▶ _Task instructions_: Every entry below should be copied exactly, minus the pictures.

▶ _Given entries_:
################
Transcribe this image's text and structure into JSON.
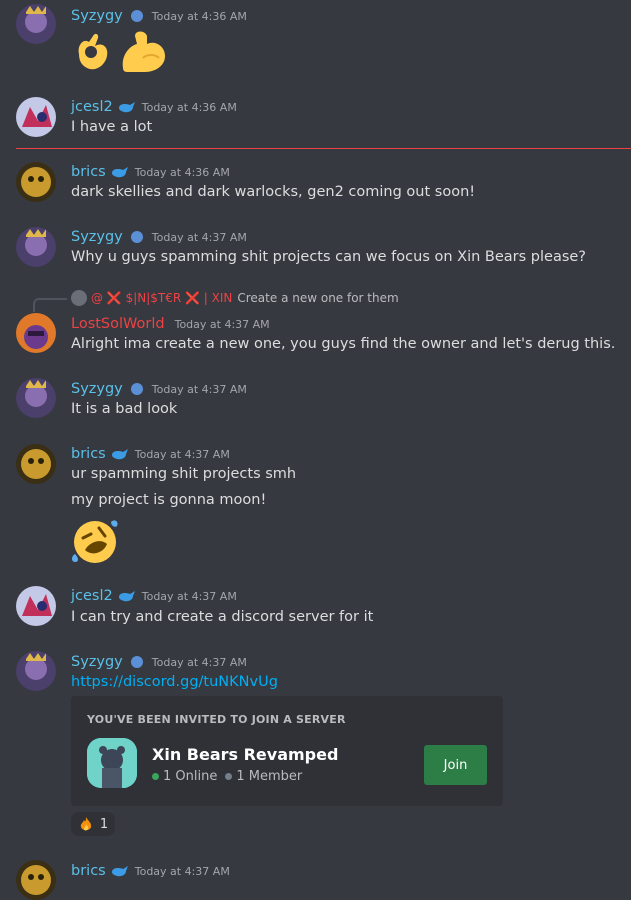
{
  "colors": {
    "background": "#36393f",
    "name_blue": "#5bc0e8",
    "name_red": "#ed4245",
    "timestamp": "#a3a6aa",
    "link": "#00aff4",
    "join_green": "#2d7d46",
    "divider_red": "#ed4245"
  },
  "messages": [
    {
      "author": "Syzygy",
      "time": "Today at 4:36 AM",
      "lines": [],
      "emoji": [
        "ok-hand",
        "flexed-biceps"
      ]
    },
    {
      "author": "jcesl2",
      "time": "Today at 4:36 AM",
      "lines": [
        "I have a lot"
      ]
    },
    {
      "author": "brics",
      "time": "Today at 4:36 AM",
      "lines": [
        "dark skellies and dark warlocks, gen2 coming out soon!"
      ]
    },
    {
      "author": "Syzygy",
      "time": "Today at 4:37 AM",
      "lines": [
        "Why u guys spamming shit projects can we focus on Xin Bears please?"
      ]
    },
    {
      "author": "LostSolWorld",
      "time": "Today at 4:37 AM",
      "lines": [
        "Alright ima create a new one, you guys find the owner and let's derug this."
      ],
      "reply": {
        "mention": "@ ❌ $|N|$T€R ❌ | XIN",
        "text": "Create a new one for them"
      }
    },
    {
      "author": "Syzygy",
      "time": "Today at 4:37 AM",
      "lines": [
        "It is a bad look"
      ]
    },
    {
      "author": "brics",
      "time": "Today at 4:37 AM",
      "lines": [
        "ur spamming shit projects smh",
        "my project is gonna moon!"
      ],
      "emoji": [
        "rolling-on-floor-laughing"
      ]
    },
    {
      "author": "jcesl2",
      "time": "Today at 4:37 AM",
      "lines": [
        "I can try and create a discord server for it"
      ]
    },
    {
      "author": "Syzygy",
      "time": "Today at 4:37 AM",
      "link": "https://discord.gg/tuNKNvUg",
      "invite": {
        "header": "YOU'VE BEEN INVITED TO JOIN A SERVER",
        "server_name": "Xin Bears Revamped",
        "online": "1 Online",
        "members": "1 Member",
        "join_label": "Join"
      },
      "reaction": {
        "emoji": "fire",
        "count": "1"
      }
    },
    {
      "author": "brics",
      "time": "Today at 4:37 AM",
      "lines": []
    }
  ]
}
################
▶ _Response area_:
Transcribe this image's text and structure into JSON.
{
  "colors": {
    "background": "#36393f",
    "name_blue": "#5bc0e8",
    "name_red": "#ed4245",
    "timestamp": "#a3a6aa",
    "link": "#00aff4",
    "join_green": "#2d7d46",
    "divider_red": "#ed4245"
  },
  "messages": [
    {
      "author": "Syzygy",
      "time": "Today at 4:36 AM",
      "lines": [],
      "emoji": [
        "ok-hand",
        "flexed-biceps"
      ]
    },
    {
      "author": "jcesl2",
      "time": "Today at 4:36 AM",
      "lines": [
        "I have a lot"
      ]
    },
    {
      "author": "brics",
      "time": "Today at 4:36 AM",
      "lines": [
        "dark skellies and dark warlocks, gen2 coming out soon!"
      ]
    },
    {
      "author": "Syzygy",
      "time": "Today at 4:37 AM",
      "lines": [
        "Why u guys spamming shit projects can we focus on Xin Bears please?"
      ]
    },
    {
      "author": "LostSolWorld",
      "time": "Today at 4:37 AM",
      "lines": [
        "Alright ima create a new one, you guys find the owner and let's derug this."
      ],
      "reply": {
        "mention": "@ ❌ $|N|$T€R ❌ | XIN",
        "text": "Create a new one for them"
      }
    },
    {
      "author": "Syzygy",
      "time": "Today at 4:37 AM",
      "lines": [
        "It is a bad look"
      ]
    },
    {
      "author": "brics",
      "time": "Today at 4:37 AM",
      "lines": [
        "ur spamming shit projects smh",
        "my project is gonna moon!"
      ],
      "emoji": [
        "rolling-on-floor-laughing"
      ]
    },
    {
      "author": "jcesl2",
      "time": "Today at 4:37 AM",
      "lines": [
        "I can try and create a discord server for it"
      ]
    },
    {
      "author": "Syzygy",
      "time": "Today at 4:37 AM",
      "link": "https://discord.gg/tuNKNvUg",
      "invite": {
        "header": "YOU'VE BEEN INVITED TO JOIN A SERVER",
        "server_name": "Xin Bears Revamped",
        "online": "1 Online",
        "members": "1 Member",
        "join_label": "Join"
      },
      "reaction": {
        "emoji": "fire",
        "count": "1"
      }
    },
    {
      "author": "brics",
      "time": "Today at 4:37 AM",
      "lines": []
    }
  ]
}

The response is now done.